Fasting used to be done primarily for religious purposes. Today, most of those who voluntarily abstain from eating want to improve their health or to lose weight, with little thought given to fasting as a spiritual practice.
In Isaiah’s day, people practiced fasting in an attempt to get God’s attention and enlist His aid. They became frustrated when God seemed to ignore their efforts: “‘Why have we fasted,’ they say, ‘and you have not seen it? Why have we humbled ourselves, and you have not noticed?’” (v. 3).
The Lord’s reply revealed the flaw. They were regular in their religious activity but superficial in their devotion. On the surface they appeared sincere. They sought God daily and even seemed eager to know about Him. But on closer inspection, their lives showed serious inconsistencies. Their religious practices were mixed with acts of selfishness, exploitation of others, and quarreling. Like a church member who thanks the pastor for the sermon on loving your neighbor and then gossips about a friend on the way out, their ordinary behavior proved that these spiritual practices were only a religious veneer.
The word for this kind of behavior is hypocrisy. The trouble with hypocrisy is that we have a sharper eye for it in others than we do for ourselves. We think others are hypocrites; we are merely inconsistent. The flaw in those Isaiah criticized was twofold. First, they thought they could use their acts of devotion as leverage to get God to do what they wanted. Second, their practice of spirituality was compartmentalized. Jesus echoed Isaiah’s criticism when He rebuked the religious leaders of His day for attending to minor details while ignoring the heart of holy living (Matt. 23:23).
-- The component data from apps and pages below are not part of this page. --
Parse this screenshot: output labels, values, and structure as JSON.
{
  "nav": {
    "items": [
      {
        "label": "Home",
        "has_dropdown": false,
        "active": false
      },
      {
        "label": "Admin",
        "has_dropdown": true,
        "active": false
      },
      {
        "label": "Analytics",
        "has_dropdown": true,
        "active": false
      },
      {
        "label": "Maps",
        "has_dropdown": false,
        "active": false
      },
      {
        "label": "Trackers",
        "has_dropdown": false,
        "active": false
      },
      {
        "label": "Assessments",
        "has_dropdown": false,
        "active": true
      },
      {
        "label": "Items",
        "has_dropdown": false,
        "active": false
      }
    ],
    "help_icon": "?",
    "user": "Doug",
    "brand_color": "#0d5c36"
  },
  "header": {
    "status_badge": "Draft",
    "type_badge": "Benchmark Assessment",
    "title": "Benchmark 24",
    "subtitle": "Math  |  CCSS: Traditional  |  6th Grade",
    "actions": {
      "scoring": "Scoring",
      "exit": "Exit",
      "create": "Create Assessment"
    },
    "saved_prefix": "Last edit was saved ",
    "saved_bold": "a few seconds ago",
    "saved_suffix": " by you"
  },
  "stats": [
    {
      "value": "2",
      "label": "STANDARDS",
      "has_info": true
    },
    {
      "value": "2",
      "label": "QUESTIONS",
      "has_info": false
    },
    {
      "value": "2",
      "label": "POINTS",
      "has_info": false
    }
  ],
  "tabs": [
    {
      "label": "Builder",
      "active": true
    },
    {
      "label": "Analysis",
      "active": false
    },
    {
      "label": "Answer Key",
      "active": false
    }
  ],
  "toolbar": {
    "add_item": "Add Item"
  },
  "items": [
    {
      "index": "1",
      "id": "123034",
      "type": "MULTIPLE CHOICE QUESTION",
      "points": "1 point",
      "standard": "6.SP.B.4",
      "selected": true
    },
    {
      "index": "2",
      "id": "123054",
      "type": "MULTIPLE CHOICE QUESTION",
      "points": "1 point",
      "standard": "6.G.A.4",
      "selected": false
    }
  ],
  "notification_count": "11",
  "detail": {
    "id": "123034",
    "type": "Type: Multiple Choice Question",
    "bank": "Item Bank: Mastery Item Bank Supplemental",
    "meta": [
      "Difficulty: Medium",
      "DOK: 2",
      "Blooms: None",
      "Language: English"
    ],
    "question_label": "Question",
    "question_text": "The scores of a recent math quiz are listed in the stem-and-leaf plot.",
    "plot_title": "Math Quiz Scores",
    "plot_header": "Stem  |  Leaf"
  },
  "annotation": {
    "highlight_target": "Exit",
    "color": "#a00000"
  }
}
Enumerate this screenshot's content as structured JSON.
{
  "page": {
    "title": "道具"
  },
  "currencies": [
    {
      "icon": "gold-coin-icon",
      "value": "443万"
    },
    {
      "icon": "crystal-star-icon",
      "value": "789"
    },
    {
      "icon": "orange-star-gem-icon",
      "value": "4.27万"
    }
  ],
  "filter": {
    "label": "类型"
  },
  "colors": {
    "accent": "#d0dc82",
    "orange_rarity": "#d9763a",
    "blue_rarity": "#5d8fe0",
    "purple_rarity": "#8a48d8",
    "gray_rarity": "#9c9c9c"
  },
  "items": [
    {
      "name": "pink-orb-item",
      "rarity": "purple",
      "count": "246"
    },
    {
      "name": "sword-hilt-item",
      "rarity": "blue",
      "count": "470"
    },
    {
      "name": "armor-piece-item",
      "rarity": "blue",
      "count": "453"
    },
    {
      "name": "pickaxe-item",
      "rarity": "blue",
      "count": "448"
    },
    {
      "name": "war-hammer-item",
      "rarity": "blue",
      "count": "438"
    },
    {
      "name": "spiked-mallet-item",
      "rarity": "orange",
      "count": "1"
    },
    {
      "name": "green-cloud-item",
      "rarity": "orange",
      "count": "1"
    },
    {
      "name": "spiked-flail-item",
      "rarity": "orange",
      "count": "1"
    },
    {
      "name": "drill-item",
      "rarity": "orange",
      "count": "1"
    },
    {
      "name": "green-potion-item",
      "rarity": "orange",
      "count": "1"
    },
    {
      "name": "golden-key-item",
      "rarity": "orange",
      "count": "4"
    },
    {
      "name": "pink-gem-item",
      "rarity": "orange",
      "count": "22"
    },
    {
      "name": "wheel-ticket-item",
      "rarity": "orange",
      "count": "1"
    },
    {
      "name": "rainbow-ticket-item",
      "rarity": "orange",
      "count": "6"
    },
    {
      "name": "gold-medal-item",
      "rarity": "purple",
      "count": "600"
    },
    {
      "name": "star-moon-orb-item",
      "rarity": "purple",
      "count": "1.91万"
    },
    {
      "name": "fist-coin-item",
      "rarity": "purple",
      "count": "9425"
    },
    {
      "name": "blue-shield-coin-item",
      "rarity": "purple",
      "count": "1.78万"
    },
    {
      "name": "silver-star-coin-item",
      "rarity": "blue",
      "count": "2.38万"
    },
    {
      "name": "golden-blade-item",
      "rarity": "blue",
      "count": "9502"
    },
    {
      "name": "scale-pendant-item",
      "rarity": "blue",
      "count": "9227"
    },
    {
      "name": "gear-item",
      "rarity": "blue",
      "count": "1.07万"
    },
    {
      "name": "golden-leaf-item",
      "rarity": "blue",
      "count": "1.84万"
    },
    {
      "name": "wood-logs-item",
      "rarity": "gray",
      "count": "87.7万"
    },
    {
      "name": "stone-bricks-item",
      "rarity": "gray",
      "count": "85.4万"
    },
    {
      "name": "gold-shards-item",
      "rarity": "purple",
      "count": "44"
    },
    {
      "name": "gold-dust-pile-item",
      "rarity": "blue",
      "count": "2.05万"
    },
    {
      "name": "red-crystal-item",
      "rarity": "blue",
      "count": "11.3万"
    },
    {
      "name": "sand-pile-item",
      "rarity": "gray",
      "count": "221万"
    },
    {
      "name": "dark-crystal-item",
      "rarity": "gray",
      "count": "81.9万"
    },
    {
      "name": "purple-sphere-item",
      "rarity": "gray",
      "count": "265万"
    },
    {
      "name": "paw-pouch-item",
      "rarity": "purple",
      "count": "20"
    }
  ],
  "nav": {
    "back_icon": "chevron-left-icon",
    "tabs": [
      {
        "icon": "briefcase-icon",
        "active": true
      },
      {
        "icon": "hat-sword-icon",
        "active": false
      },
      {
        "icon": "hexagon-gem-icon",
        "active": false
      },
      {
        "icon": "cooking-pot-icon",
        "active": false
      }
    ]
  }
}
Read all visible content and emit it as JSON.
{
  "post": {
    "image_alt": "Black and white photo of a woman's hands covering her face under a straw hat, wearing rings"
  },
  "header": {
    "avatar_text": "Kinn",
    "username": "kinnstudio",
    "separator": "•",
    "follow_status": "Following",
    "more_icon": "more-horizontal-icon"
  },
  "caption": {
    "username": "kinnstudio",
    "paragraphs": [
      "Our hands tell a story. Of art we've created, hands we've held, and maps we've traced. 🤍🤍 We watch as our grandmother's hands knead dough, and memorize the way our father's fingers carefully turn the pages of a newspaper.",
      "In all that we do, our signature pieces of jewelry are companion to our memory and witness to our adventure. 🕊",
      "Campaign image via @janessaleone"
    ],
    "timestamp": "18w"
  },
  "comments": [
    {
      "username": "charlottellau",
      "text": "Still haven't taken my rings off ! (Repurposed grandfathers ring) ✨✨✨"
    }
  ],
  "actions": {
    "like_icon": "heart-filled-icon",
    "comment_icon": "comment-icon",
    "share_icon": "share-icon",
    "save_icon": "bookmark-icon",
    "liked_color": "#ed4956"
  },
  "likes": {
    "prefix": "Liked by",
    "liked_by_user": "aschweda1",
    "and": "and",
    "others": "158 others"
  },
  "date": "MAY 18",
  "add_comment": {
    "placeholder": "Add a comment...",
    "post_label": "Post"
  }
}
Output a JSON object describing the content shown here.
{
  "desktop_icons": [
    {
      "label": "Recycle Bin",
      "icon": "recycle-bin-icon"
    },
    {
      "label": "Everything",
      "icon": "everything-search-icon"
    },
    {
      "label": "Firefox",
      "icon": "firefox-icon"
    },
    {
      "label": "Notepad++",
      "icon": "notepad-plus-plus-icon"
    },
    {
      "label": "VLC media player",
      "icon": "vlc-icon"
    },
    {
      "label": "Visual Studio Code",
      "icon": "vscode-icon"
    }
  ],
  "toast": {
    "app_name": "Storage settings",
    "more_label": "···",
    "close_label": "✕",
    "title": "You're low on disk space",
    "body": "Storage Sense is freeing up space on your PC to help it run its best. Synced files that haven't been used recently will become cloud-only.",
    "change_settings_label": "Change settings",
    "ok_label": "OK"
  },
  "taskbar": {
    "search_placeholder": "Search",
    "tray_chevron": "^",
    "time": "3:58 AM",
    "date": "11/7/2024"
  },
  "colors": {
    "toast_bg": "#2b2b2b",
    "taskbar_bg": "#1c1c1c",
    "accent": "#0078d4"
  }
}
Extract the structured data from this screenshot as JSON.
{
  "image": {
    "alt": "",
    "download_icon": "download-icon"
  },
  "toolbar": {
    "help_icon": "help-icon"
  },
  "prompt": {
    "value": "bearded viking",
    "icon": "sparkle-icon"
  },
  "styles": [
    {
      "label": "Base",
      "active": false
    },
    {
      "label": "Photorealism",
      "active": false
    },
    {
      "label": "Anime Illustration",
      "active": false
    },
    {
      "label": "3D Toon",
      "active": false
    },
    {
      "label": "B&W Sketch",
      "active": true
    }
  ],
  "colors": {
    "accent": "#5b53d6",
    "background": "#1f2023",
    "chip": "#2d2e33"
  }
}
Hypocrisy is difficult to diagnose for ourselves. Is there a trusted friend who can tell you about your own inconsistencies? Ask them to identify something that they think is most dangerous to you. Their assessment will be hard to hear but can help you grow spiritually and align your heart more with Christ.